I had never seen an elephant in the wild. On the way to Amboseli National Park to see his sister, Joyce, I saw my first bull. I immediately got teary-eyed. The fact that this magnificent creature still roamed the land freely was overwhelming. On that trip, Africa entered into my blood, and together we continue to explore and discover her beauty.

One place that holds our curiosity is Ruaha National Park.  Ruaha is the largest of Tanzania’s National Parks, and it is named after the 300-mile long Great Ruaha River.  Located in the southwestern region of Tanzania, the river flows from the Kipengere Mountains. Our visit coincided with the dry season; during this time of year, the remaining pools of water provide life for myriad wildlife and fish.

The Park has a variety of topography and plant life.  Baobab trees dot the landscape that is intersected by many sand rivers. There are the iconic big cats: lion, cheetah and leopard. Plus, there are thousands of elephants and over 500 species of birds.


In the shadow of a Baobab tree in Ruaha National Park.

We planned to stay for a few days and camp along the river at one of the public campsites. However, when we arrived, we were surprised to see the river was nearly dried up.  Later we learned that since the early 1990’s, the Great Ruaha River is no longer so great. Poor water management upstream has wreaked havoc on river flows. Rice farming and livestock require huge quantities of water and without proper controls, the Park’s wildlife has suffered. Fortunately, there is an effort to address the issue and hopefully the great river can return to its former healthy state.

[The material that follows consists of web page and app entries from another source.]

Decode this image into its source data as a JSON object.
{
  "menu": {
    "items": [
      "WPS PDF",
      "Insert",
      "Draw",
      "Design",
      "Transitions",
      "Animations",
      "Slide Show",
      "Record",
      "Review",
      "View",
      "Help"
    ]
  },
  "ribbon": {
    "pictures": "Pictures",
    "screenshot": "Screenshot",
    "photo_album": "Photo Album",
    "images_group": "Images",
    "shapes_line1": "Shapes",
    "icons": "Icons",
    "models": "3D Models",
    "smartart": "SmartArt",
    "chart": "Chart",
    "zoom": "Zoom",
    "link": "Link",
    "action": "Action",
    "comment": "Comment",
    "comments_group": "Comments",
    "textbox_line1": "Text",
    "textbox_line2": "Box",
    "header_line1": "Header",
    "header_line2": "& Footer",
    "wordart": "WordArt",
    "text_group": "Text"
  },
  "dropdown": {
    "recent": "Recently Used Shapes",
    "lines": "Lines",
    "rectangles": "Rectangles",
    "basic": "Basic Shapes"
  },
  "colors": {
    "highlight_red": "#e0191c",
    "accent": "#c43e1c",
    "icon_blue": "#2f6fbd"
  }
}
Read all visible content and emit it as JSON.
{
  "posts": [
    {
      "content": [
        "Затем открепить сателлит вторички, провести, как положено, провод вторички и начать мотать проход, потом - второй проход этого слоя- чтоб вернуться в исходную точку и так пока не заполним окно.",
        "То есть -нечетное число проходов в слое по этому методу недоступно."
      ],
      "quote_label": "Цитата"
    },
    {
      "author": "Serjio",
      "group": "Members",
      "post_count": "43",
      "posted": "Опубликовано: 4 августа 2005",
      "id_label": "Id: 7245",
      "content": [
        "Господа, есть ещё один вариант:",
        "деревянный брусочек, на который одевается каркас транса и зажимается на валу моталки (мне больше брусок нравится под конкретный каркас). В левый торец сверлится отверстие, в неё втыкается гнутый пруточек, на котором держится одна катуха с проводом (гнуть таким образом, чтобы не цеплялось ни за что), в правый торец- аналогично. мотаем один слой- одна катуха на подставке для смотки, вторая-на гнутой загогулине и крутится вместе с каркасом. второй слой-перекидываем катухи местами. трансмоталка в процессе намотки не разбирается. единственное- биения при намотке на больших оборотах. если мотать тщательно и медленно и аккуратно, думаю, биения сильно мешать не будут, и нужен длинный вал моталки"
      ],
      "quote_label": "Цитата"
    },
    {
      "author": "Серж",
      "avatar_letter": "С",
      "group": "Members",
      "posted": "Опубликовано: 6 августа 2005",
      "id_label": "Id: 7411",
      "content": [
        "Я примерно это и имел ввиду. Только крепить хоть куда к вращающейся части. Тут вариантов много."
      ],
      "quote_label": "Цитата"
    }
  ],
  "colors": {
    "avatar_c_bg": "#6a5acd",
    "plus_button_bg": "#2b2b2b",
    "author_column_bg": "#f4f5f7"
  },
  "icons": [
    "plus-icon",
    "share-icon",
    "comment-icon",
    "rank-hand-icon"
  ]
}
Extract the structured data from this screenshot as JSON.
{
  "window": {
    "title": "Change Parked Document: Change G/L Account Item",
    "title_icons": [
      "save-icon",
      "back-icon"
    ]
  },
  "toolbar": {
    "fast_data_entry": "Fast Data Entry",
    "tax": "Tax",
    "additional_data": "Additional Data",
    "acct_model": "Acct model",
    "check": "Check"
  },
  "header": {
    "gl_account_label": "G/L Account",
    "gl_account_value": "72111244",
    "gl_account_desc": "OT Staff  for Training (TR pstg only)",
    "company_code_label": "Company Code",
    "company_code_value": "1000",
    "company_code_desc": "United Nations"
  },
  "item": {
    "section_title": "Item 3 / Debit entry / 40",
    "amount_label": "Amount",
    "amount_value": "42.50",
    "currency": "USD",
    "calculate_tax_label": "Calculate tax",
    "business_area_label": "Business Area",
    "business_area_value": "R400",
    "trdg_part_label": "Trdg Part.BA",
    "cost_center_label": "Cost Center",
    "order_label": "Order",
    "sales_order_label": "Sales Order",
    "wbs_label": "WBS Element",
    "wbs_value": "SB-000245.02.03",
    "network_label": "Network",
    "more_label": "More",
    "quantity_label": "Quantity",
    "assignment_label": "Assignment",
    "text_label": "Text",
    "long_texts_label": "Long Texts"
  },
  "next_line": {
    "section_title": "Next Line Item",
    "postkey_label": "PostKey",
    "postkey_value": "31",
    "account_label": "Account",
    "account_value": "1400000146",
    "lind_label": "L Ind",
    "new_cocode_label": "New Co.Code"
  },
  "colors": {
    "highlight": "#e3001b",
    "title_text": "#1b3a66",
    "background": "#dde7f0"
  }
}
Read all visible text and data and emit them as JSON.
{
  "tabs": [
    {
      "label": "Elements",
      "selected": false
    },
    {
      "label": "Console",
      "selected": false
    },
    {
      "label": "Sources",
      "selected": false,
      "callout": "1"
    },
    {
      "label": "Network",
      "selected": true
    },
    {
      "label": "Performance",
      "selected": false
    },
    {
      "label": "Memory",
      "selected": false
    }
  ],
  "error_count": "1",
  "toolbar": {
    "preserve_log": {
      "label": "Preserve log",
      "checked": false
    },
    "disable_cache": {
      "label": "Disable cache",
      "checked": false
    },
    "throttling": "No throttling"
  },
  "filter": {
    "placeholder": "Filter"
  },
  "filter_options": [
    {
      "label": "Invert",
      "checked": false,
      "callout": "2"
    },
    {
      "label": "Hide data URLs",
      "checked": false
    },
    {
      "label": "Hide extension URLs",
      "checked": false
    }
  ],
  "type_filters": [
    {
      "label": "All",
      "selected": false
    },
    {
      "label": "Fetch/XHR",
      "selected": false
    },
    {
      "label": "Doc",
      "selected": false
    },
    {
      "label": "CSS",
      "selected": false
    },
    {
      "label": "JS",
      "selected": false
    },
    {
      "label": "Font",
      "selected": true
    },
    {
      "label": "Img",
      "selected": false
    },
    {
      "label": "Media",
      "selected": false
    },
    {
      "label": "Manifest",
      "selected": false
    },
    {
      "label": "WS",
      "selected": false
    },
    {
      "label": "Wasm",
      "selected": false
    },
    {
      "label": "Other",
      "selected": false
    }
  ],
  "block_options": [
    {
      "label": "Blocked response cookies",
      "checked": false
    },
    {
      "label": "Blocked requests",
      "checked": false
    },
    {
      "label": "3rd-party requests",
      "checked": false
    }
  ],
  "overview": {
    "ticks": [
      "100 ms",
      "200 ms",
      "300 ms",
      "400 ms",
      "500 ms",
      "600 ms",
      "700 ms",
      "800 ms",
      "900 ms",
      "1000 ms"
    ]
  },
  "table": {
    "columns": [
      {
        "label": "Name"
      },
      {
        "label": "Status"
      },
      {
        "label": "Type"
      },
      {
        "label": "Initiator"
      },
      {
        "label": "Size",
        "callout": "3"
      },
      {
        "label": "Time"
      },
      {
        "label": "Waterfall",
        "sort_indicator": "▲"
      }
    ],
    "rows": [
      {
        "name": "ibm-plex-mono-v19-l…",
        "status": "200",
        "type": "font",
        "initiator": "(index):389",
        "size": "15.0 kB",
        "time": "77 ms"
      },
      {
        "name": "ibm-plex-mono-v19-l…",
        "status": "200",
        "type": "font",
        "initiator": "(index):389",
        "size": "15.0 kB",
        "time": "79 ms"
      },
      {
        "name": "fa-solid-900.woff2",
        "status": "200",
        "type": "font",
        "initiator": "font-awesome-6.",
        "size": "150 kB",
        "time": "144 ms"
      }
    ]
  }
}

Barabaig women selling beaded jewelry and baskets.

Traveling farther north from Ruaha, we stopped in Iringa for supplies and then carried on to our next destination: Manyara Ranch Conservancy, the place Ernest Hemingway said was “the loveliest I’ve seen in Africa.”

Manyara Ranch is a 35,000 acre wildlife conservancy established by African Wildlife Foundation. The area is located between the wildlife corridors of Tarangire and Manyara National Parks.  Without this vital corridor, wildlife would not be able to make their yearly migrations between the two parks.


Walking safari at Manyara Ranch Conservancy.

National parks are tremendously important for the protection of wildlife, but the land surrounding them is crucial as well.  Without buffer zones, animals cannot move freely as seasonal rains and grasses dictate. Manyara was a former cattle ranch and today the tradition continues but to a lesser degree.


Herding cattle at Manyara.

The main purpose of our visit to Manyara was for Bob to mentor a young filmmaker who won National Geographic’s Wild to Inspire contest at the Sun Valley Film Festival.  We spent a week with a talented film school graduate, Dan Duran.  Working with Dan gave us the opportunity to meet many of the people involved with management of the ranch, along with scientists and the rangers who protect the wildlife there.


One of the local Massai people.

Manyara was the perfect bookend to the start of our journey in Gorongosa National Park where like-minded people are working hard to preserve wildlife and provide opportunities for the communities that live around the Park.